Jonathan Cohn is the winner of the 2014 Hillman Prize for Magazine Journalism for "The Hell of American Daycare," a feature story in The New Republic that uncovered a national pattern of unregulated, dysfunctional, and dangerous daycares. Cohn tells the story of a young mother from Houston who lost her 1-year-old daughter in a fire at an unlicensed facility. Like many working poor parents, the woman was forced to send her child to a substandard daycare because she couldn't afford anything else.
Cohn is a senior editor at The New Republic and the author of Sick: The Untold Story of America's Health Care Crisis. He shared the 2010 Hillman Prize for Blog Journalism for his coverage of health care reform.
This is another in a series of profiles of the winners of the 2014 Hillman Prizes. These prizes honor journalism in service of the common good. Follow us on twitter at @sidneyhillman and Jonathan Cohn at @citizencohn. Use the twitter hashtag #Hillman2014 to find out the latest buzz on the Hillman Prizes , including our upcoming awards ceremony on May 6 at the New York Times Center. Use #Hillman2014 to tag your tweets about the Hillman Prizes. We want to hear from you!
Pat Beall is the winner of the 2014 Hillman Prize for Newspaper Journalism for her coverage of prision privatization for the Palm Beach Post. Beall compiled 13 years of national data on private prisons, documenting a decade’s worth of squalor, violence and abuse that stemmed from a pattern of hiring too few guards or guards with little experience. Some guards came to the job with criminal histories; others committed crimes while still on the job. The Post’s comprehensive list of major prisoner abuse, published online as an interactive map, is the only one of its kind.
Beall's 8-month investigation exposed the conservative American Legislative Exchange Council as a major proponent of prison privatization. She also discovered that, despite what the public had been told, privatization wasn't saving taxpayer money.
Beall is an investigative reporter with the Palm Beach Post. Prior to joining the Post, she was the editor of the Orlando Business Journal, which racked up over 300 journalism awards under her leadership.
This is another in a series of profiles of the winners of the 2014 Hillman Prizes. These prizes honor journalism in service of the common good.

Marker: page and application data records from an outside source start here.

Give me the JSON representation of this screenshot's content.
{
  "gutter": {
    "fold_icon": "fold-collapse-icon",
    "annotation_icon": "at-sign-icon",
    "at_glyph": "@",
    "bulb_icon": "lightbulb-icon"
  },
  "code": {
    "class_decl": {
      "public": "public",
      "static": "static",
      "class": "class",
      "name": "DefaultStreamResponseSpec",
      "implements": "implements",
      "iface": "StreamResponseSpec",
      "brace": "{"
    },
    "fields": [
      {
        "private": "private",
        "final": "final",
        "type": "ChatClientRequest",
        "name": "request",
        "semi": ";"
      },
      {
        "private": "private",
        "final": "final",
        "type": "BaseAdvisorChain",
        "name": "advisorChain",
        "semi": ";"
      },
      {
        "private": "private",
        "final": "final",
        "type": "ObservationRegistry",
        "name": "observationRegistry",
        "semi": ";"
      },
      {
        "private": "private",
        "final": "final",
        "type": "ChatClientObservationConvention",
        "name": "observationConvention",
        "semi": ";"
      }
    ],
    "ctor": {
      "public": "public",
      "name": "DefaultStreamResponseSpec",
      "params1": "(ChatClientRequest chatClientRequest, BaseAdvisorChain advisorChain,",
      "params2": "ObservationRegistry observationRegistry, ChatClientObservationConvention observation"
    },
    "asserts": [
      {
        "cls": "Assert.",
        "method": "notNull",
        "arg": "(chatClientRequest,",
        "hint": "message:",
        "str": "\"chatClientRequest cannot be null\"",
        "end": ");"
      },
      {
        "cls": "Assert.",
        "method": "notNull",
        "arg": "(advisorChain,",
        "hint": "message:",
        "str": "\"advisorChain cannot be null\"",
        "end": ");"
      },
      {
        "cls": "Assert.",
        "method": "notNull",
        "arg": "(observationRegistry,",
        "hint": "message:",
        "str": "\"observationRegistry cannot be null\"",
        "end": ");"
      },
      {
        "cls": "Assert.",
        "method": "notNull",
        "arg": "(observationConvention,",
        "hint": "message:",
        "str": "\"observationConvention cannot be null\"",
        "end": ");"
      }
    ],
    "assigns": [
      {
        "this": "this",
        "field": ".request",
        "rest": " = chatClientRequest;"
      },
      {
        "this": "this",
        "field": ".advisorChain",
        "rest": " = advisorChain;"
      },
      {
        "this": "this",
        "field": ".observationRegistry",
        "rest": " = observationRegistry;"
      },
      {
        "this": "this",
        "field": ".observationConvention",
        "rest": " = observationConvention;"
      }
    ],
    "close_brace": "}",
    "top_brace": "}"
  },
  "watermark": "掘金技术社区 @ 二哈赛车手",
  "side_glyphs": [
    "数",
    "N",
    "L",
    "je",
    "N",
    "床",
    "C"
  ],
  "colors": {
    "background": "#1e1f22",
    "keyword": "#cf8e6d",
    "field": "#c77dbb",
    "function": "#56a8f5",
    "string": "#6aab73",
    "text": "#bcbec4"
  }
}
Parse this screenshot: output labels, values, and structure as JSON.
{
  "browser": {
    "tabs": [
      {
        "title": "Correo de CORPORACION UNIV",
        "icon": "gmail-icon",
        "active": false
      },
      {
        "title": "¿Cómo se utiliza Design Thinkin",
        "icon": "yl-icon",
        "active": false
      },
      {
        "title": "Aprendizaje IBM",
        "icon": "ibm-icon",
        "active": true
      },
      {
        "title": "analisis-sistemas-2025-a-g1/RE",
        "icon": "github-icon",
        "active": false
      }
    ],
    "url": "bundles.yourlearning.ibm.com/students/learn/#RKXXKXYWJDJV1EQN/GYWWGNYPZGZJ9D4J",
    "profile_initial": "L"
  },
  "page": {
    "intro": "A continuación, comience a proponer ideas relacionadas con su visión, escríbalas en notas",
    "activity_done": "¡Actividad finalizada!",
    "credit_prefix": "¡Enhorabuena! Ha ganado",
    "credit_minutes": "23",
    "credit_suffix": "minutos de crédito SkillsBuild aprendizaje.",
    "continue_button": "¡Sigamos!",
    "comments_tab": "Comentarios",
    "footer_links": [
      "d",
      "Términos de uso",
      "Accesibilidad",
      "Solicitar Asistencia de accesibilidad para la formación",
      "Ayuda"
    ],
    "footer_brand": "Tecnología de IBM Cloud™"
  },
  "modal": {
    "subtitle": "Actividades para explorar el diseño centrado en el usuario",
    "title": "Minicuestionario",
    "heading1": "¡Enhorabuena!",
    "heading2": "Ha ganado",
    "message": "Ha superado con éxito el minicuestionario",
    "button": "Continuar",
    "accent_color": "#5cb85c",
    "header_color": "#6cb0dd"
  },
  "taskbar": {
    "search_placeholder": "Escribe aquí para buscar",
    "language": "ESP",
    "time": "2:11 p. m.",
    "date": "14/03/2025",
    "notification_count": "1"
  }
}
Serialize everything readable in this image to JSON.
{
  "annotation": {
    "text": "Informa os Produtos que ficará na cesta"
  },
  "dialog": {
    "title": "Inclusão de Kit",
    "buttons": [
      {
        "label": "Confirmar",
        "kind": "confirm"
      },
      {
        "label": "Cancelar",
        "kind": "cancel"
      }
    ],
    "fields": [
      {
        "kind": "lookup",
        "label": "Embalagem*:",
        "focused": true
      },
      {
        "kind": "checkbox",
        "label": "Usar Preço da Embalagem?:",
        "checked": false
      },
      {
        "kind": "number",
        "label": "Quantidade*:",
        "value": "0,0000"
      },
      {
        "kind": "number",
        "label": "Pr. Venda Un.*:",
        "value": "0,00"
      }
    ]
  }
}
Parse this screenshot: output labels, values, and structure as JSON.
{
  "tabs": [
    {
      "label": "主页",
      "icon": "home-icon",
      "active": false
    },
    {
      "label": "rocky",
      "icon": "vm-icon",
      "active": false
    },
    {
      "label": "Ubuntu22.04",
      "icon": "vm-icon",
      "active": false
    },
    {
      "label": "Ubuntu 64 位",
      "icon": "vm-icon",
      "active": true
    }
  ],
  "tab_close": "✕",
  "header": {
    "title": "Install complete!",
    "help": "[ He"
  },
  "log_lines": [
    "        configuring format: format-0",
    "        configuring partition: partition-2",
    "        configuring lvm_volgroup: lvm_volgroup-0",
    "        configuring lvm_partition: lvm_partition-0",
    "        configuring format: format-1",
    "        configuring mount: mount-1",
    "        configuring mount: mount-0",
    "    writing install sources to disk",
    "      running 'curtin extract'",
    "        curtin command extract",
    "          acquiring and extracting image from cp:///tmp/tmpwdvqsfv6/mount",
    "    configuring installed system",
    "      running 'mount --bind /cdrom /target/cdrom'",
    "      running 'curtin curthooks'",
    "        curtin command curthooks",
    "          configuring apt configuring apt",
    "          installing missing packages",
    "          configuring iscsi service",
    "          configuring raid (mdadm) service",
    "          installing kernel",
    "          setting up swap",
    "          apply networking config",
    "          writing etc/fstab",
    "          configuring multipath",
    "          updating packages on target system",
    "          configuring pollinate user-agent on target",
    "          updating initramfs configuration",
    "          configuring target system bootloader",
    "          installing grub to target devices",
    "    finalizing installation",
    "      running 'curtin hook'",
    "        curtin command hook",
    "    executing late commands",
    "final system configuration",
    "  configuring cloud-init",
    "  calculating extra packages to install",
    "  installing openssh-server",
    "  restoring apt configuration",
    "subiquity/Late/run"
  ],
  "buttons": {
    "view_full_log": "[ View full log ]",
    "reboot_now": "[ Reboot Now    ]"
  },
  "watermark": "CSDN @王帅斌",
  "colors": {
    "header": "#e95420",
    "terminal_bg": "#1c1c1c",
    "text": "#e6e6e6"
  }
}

Use the twitter hashtag #Hillman2014 to find out the latest buzz on the Hillman Prizes and the upcoming awards ceremony on May 6 at the New York Times Center. Use #Hillman2014 to tag your tweets about the Hillman Prizes. We want to hear from you!